━━ Material supplied ━━

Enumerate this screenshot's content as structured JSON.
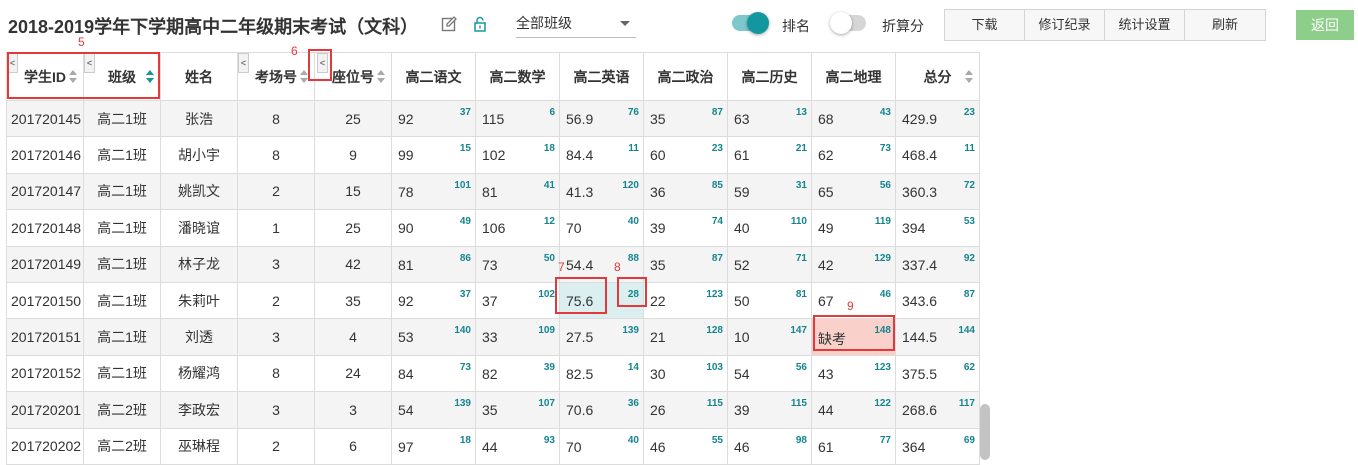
{
  "header": {
    "title": "2018-2019学年下学期高中二年级期末考试（文科）",
    "class_select": "全部班级",
    "toggle_rank": {
      "label": "排名",
      "on": true
    },
    "toggle_convert": {
      "label": "折算分",
      "on": false
    },
    "buttons": [
      "下载",
      "修订纪录",
      "统计设置",
      "刷新"
    ],
    "return_label": "返回"
  },
  "columns": [
    "学生ID",
    "班级",
    "姓名",
    "考场号",
    "座位号",
    "高二语文",
    "高二数学",
    "高二英语",
    "高二政治",
    "高二历史",
    "高二地理",
    "总分"
  ],
  "rows": [
    {
      "id": "201720145",
      "cls": "高二1班",
      "name": "张浩",
      "room": "8",
      "seat": "25",
      "s": [
        [
          "92",
          "37"
        ],
        [
          "115",
          "6"
        ],
        [
          "56.9",
          "76"
        ],
        [
          "35",
          "87"
        ],
        [
          "63",
          "13"
        ],
        [
          "68",
          "43"
        ]
      ],
      "total": [
        "429.9",
        "23"
      ]
    },
    {
      "id": "201720146",
      "cls": "高二1班",
      "name": "胡小宇",
      "room": "8",
      "seat": "9",
      "s": [
        [
          "99",
          "15"
        ],
        [
          "102",
          "18"
        ],
        [
          "84.4",
          "11"
        ],
        [
          "60",
          "23"
        ],
        [
          "61",
          "21"
        ],
        [
          "62",
          "73"
        ]
      ],
      "total": [
        "468.4",
        "11"
      ]
    },
    {
      "id": "201720147",
      "cls": "高二1班",
      "name": "姚凯文",
      "room": "2",
      "seat": "15",
      "s": [
        [
          "78",
          "101"
        ],
        [
          "81",
          "41"
        ],
        [
          "41.3",
          "120"
        ],
        [
          "36",
          "85"
        ],
        [
          "59",
          "31"
        ],
        [
          "65",
          "56"
        ]
      ],
      "total": [
        "360.3",
        "72"
      ]
    },
    {
      "id": "201720148",
      "cls": "高二1班",
      "name": "潘晓谊",
      "room": "1",
      "seat": "25",
      "s": [
        [
          "90",
          "49"
        ],
        [
          "106",
          "12"
        ],
        [
          "70",
          "40"
        ],
        [
          "39",
          "74"
        ],
        [
          "40",
          "110"
        ],
        [
          "49",
          "119"
        ]
      ],
      "total": [
        "394",
        "53"
      ]
    },
    {
      "id": "201720149",
      "cls": "高二1班",
      "name": "林子龙",
      "room": "3",
      "seat": "42",
      "s": [
        [
          "81",
          "86"
        ],
        [
          "73",
          "50"
        ],
        [
          "54.4",
          "88"
        ],
        [
          "35",
          "87"
        ],
        [
          "52",
          "71"
        ],
        [
          "42",
          "129"
        ]
      ],
      "total": [
        "337.4",
        "92"
      ]
    },
    {
      "id": "201720150",
      "cls": "高二1班",
      "name": "朱莉叶",
      "room": "2",
      "seat": "35",
      "s": [
        [
          "92",
          "37"
        ],
        [
          "37",
          "102"
        ],
        [
          "75.6",
          "28"
        ],
        [
          "22",
          "123"
        ],
        [
          "50",
          "81"
        ],
        [
          "67",
          "46"
        ]
      ],
      "total": [
        "343.6",
        "87"
      ]
    },
    {
      "id": "201720151",
      "cls": "高二1班",
      "name": "刘透",
      "room": "3",
      "seat": "4",
      "s": [
        [
          "53",
          "140"
        ],
        [
          "33",
          "109"
        ],
        [
          "27.5",
          "139"
        ],
        [
          "21",
          "128"
        ],
        [
          "10",
          "147"
        ],
        [
          "缺考",
          "148"
        ]
      ],
      "total": [
        "144.5",
        "144"
      ]
    },
    {
      "id": "201720152",
      "cls": "高二1班",
      "name": "杨耀鸿",
      "room": "8",
      "seat": "24",
      "s": [
        [
          "84",
          "73"
        ],
        [
          "82",
          "39"
        ],
        [
          "82.5",
          "14"
        ],
        [
          "30",
          "103"
        ],
        [
          "54",
          "56"
        ],
        [
          "43",
          "123"
        ]
      ],
      "total": [
        "375.5",
        "62"
      ]
    },
    {
      "id": "201720201",
      "cls": "高二2班",
      "name": "李政宏",
      "room": "3",
      "seat": "3",
      "s": [
        [
          "54",
          "139"
        ],
        [
          "35",
          "107"
        ],
        [
          "70.6",
          "36"
        ],
        [
          "26",
          "115"
        ],
        [
          "39",
          "115"
        ],
        [
          "44",
          "122"
        ]
      ],
      "total": [
        "268.6",
        "117"
      ]
    },
    {
      "id": "201720202",
      "cls": "高二2班",
      "name": "巫琳程",
      "room": "2",
      "seat": "6",
      "s": [
        [
          "97",
          "18"
        ],
        [
          "44",
          "93"
        ],
        [
          "70",
          "40"
        ],
        [
          "46",
          "55"
        ],
        [
          "46",
          "98"
        ],
        [
          "61",
          "77"
        ]
      ],
      "total": [
        "364",
        "69"
      ]
    }
  ],
  "annotations": [
    "5",
    "6",
    "7",
    "8",
    "9"
  ],
  "colors": {
    "accent": "#13979f",
    "rank": "#14858f",
    "annotation": "#e2393c",
    "missing_bg": "#f9d0ca",
    "highlight_bg": "#dbeff0",
    "return_bg": "#8dce8a"
  }
}
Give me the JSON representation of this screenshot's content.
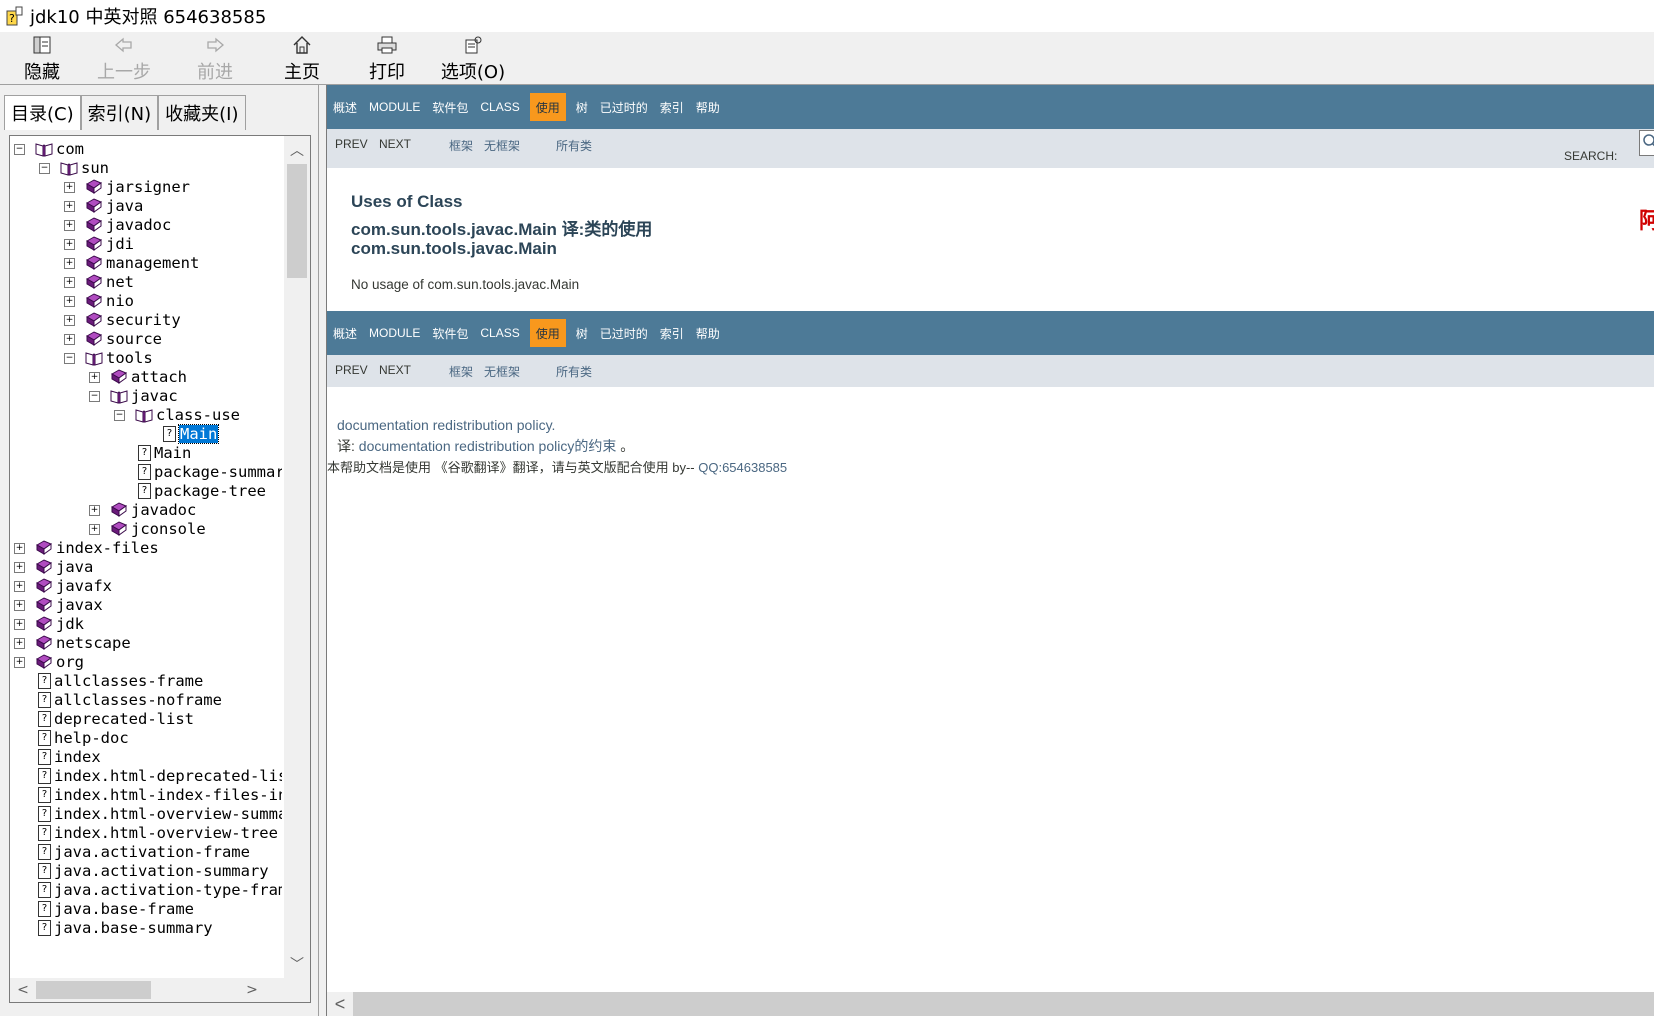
{
  "window": {
    "title": "jdk10 中英对照 654638585"
  },
  "toolbar": {
    "hide": "隐藏",
    "back": "上一步",
    "forward": "前进",
    "home": "主页",
    "print": "打印",
    "options": "选项(O)"
  },
  "tabs": [
    "目录(C)",
    "索引(N)",
    "收藏夹(I)"
  ],
  "tree": [
    {
      "label": "com",
      "depth": 0,
      "kind": "open",
      "toggle": "minus"
    },
    {
      "label": "sun",
      "depth": 1,
      "kind": "open",
      "toggle": "minus"
    },
    {
      "label": "jarsigner",
      "depth": 2,
      "kind": "book",
      "toggle": "plus"
    },
    {
      "label": "java",
      "depth": 2,
      "kind": "book",
      "toggle": "plus"
    },
    {
      "label": "javadoc",
      "depth": 2,
      "kind": "book",
      "toggle": "plus"
    },
    {
      "label": "jdi",
      "depth": 2,
      "kind": "book",
      "toggle": "plus"
    },
    {
      "label": "management",
      "depth": 2,
      "kind": "book",
      "toggle": "plus"
    },
    {
      "label": "net",
      "depth": 2,
      "kind": "book",
      "toggle": "plus"
    },
    {
      "label": "nio",
      "depth": 2,
      "kind": "book",
      "toggle": "plus"
    },
    {
      "label": "security",
      "depth": 2,
      "kind": "book",
      "toggle": "plus"
    },
    {
      "label": "source",
      "depth": 2,
      "kind": "book",
      "toggle": "plus"
    },
    {
      "label": "tools",
      "depth": 2,
      "kind": "open",
      "toggle": "minus"
    },
    {
      "label": "attach",
      "depth": 3,
      "kind": "book",
      "toggle": "plus"
    },
    {
      "label": "javac",
      "depth": 3,
      "kind": "open",
      "toggle": "minus"
    },
    {
      "label": "class-use",
      "depth": 4,
      "kind": "open",
      "toggle": "minus"
    },
    {
      "label": "Main",
      "depth": 5,
      "kind": "doc",
      "toggle": "none",
      "selected": true
    },
    {
      "label": "Main",
      "depth": 4,
      "kind": "doc",
      "toggle": "none"
    },
    {
      "label": "package-summary",
      "depth": 4,
      "kind": "doc",
      "toggle": "none"
    },
    {
      "label": "package-tree",
      "depth": 4,
      "kind": "doc",
      "toggle": "none"
    },
    {
      "label": "javadoc",
      "depth": 3,
      "kind": "book",
      "toggle": "plus"
    },
    {
      "label": "jconsole",
      "depth": 3,
      "kind": "book",
      "toggle": "plus"
    },
    {
      "label": "index-files",
      "depth": 0,
      "kind": "book",
      "toggle": "plus"
    },
    {
      "label": "java",
      "depth": 0,
      "kind": "book",
      "toggle": "plus"
    },
    {
      "label": "javafx",
      "depth": 0,
      "kind": "book",
      "toggle": "plus"
    },
    {
      "label": "javax",
      "depth": 0,
      "kind": "book",
      "toggle": "plus"
    },
    {
      "label": "jdk",
      "depth": 0,
      "kind": "book",
      "toggle": "plus"
    },
    {
      "label": "netscape",
      "depth": 0,
      "kind": "book",
      "toggle": "plus"
    },
    {
      "label": "org",
      "depth": 0,
      "kind": "book",
      "toggle": "plus"
    },
    {
      "label": "allclasses-frame",
      "depth": 0,
      "kind": "doc",
      "toggle": "none"
    },
    {
      "label": "allclasses-noframe",
      "depth": 0,
      "kind": "doc",
      "toggle": "none"
    },
    {
      "label": "deprecated-list",
      "depth": 0,
      "kind": "doc",
      "toggle": "none"
    },
    {
      "label": "help-doc",
      "depth": 0,
      "kind": "doc",
      "toggle": "none"
    },
    {
      "label": "index",
      "depth": 0,
      "kind": "doc",
      "toggle": "none"
    },
    {
      "label": "index.html-deprecated-list",
      "depth": 0,
      "kind": "doc",
      "toggle": "none"
    },
    {
      "label": "index.html-index-files-index",
      "depth": 0,
      "kind": "doc",
      "toggle": "none"
    },
    {
      "label": "index.html-overview-summary",
      "depth": 0,
      "kind": "doc",
      "toggle": "none"
    },
    {
      "label": "index.html-overview-tree",
      "depth": 0,
      "kind": "doc",
      "toggle": "none"
    },
    {
      "label": "java.activation-frame",
      "depth": 0,
      "kind": "doc",
      "toggle": "none"
    },
    {
      "label": "java.activation-summary",
      "depth": 0,
      "kind": "doc",
      "toggle": "none"
    },
    {
      "label": "java.activation-type-frame",
      "depth": 0,
      "kind": "doc",
      "toggle": "none"
    },
    {
      "label": "java.base-frame",
      "depth": 0,
      "kind": "doc",
      "toggle": "none"
    },
    {
      "label": "java.base-summary",
      "depth": 0,
      "kind": "doc",
      "toggle": "none"
    }
  ],
  "navbar": {
    "items": [
      "概述",
      "MODULE",
      "软件包",
      "CLASS",
      "使用",
      "树",
      "已过时的",
      "索引",
      "帮助"
    ],
    "active_index": 4
  },
  "subnav": {
    "prev": "PREV",
    "next": "NEXT",
    "frames": "框架",
    "noframes": "无框架",
    "allclasses": "所有类",
    "search_label": "SEARCH:"
  },
  "content": {
    "title_line1": "Uses of Class",
    "title_line2": "com.sun.tools.javac.Main 译:类的使用",
    "title_line3": "com.sun.tools.javac.Main",
    "no_usage": "No usage of com.sun.tools.javac.Main",
    "red_char": "阿",
    "footer_link1": "documentation redistribution policy.",
    "footer_prefix2": "译: ",
    "footer_link2": "documentation redistribution policy的约束",
    "footer_suffix2": "。",
    "footer_text3": "本帮助文档是使用 《谷歌翻译》翻译，请与英文版配合使用 by-- ",
    "footer_qq": "QQ:654638585"
  },
  "colors": {
    "navbar_bg": "#4d7a97",
    "navbar_active": "#f8981d",
    "subnav_bg": "#dee3e9",
    "link": "#4a6782",
    "selected_bg": "#0078d7"
  }
}
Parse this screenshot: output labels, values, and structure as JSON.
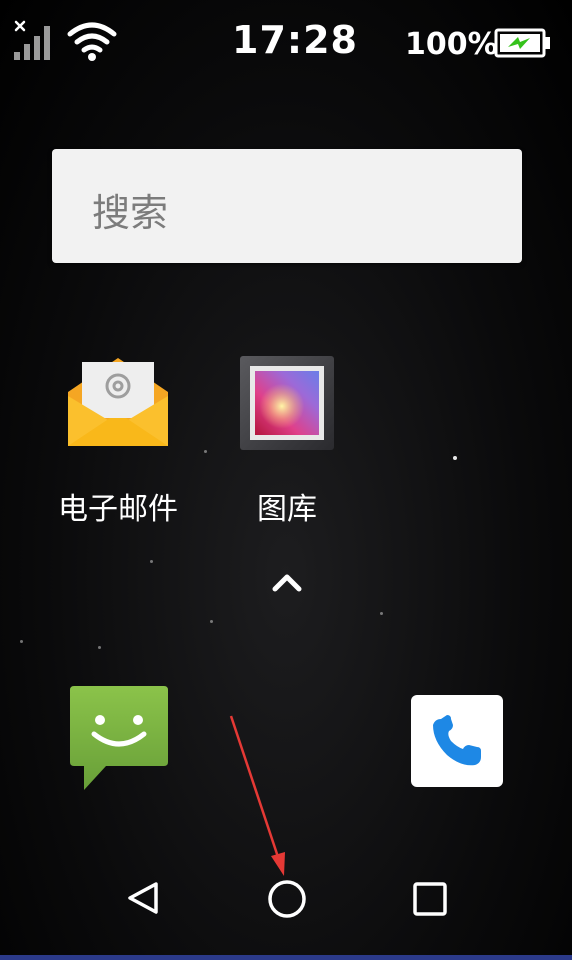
{
  "status_bar": {
    "time": "17:28",
    "battery_percent": "100%",
    "signal_icon": "signal-no-service-icon",
    "wifi_icon": "wifi-icon",
    "battery_icon": "battery-charging-icon",
    "battery_level": 1.0,
    "battery_bolt_color": "#35c21b"
  },
  "search": {
    "placeholder": "搜索"
  },
  "apps": [
    {
      "label": "电子邮件",
      "icon": "email-icon"
    },
    {
      "label": "图库",
      "icon": "gallery-icon"
    }
  ],
  "dock": [
    {
      "icon": "messaging-icon",
      "color": "#7cb342"
    },
    {
      "icon": "phone-icon",
      "color": "#1e88e5"
    }
  ],
  "app_drawer_icon": "chevron-up-icon",
  "nav": {
    "back_icon": "back-icon",
    "home_icon": "home-icon",
    "recents_icon": "recents-icon"
  },
  "annotation": {
    "arrow_color": "#e53935"
  }
}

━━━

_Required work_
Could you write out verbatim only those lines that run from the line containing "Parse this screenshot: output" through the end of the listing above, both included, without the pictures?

_Answer space_
Parse this screenshot: output labels, values, and structure as JSON.
{
  "status_bar": {
    "time": "17:28",
    "battery_percent": "100%",
    "signal_icon": "signal-no-service-icon",
    "wifi_icon": "wifi-icon",
    "battery_icon": "battery-charging-icon",
    "battery_level": 1.0,
    "battery_bolt_color": "#35c21b"
  },
  "search": {
    "placeholder": "搜索"
  },
  "apps": [
    {
      "label": "电子邮件",
      "icon": "email-icon"
    },
    {
      "label": "图库",
      "icon": "gallery-icon"
    }
  ],
  "dock": [
    {
      "icon": "messaging-icon",
      "color": "#7cb342"
    },
    {
      "icon": "phone-icon",
      "color": "#1e88e5"
    }
  ],
  "app_drawer_icon": "chevron-up-icon",
  "nav": {
    "back_icon": "back-icon",
    "home_icon": "home-icon",
    "recents_icon": "recents-icon"
  },
  "annotation": {
    "arrow_color": "#e53935"
  }
}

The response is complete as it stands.